Exercise brief: Please return every line of the records below that holds the word "left".

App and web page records
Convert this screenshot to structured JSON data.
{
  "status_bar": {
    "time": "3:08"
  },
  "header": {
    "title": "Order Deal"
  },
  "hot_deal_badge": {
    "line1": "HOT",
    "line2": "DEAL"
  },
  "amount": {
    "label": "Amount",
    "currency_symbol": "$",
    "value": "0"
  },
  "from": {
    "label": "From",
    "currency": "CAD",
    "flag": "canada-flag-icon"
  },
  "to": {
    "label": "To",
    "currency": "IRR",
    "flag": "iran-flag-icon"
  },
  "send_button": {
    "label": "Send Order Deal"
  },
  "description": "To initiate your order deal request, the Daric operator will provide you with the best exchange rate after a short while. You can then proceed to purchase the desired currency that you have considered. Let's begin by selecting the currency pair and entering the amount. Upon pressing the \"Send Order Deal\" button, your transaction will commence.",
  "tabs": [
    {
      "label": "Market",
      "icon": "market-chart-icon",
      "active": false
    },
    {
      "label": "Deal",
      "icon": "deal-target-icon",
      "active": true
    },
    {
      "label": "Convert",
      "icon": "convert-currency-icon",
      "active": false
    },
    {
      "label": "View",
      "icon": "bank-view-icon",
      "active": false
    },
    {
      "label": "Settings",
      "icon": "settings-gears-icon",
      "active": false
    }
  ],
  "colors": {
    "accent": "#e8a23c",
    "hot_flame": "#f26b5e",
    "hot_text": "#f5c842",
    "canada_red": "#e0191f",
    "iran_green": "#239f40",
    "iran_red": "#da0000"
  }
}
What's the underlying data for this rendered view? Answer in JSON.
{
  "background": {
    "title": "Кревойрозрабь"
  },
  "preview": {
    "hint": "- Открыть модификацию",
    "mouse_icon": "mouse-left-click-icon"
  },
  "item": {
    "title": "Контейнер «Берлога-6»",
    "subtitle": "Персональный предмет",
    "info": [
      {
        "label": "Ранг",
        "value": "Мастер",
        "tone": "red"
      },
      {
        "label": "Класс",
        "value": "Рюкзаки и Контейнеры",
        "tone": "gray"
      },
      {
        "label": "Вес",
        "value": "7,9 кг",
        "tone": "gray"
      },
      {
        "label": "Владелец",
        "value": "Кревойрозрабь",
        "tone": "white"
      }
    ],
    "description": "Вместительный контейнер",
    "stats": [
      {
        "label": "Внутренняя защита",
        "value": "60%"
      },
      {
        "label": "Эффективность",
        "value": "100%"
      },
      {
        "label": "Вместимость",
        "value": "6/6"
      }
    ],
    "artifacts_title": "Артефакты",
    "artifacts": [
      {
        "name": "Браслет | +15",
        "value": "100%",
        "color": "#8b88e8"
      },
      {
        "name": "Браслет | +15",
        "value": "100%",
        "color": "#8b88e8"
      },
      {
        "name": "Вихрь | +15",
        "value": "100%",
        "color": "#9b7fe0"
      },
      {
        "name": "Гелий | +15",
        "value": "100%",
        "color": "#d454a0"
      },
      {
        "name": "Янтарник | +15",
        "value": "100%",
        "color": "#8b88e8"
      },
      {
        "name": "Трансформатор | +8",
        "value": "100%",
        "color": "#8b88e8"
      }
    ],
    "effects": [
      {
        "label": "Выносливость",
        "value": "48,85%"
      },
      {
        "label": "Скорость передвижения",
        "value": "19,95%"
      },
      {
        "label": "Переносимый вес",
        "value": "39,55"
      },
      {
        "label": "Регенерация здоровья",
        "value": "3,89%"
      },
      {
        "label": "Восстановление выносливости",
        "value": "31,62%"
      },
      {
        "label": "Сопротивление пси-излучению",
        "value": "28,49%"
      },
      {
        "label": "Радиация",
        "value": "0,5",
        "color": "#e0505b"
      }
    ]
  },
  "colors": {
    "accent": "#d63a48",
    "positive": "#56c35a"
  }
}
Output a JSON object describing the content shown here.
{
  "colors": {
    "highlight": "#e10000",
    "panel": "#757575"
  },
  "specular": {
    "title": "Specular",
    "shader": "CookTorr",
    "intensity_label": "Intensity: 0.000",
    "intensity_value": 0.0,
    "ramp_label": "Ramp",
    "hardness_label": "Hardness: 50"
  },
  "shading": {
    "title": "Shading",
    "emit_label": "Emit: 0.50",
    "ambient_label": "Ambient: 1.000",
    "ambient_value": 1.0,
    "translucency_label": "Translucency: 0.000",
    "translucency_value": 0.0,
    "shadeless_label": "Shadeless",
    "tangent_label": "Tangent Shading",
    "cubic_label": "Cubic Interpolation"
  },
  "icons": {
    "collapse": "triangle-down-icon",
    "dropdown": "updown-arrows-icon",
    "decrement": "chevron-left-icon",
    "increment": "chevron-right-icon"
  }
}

Your response:
    "mouse_icon": "mouse-left-click-icon"
    "decrement": "chevron-left-icon",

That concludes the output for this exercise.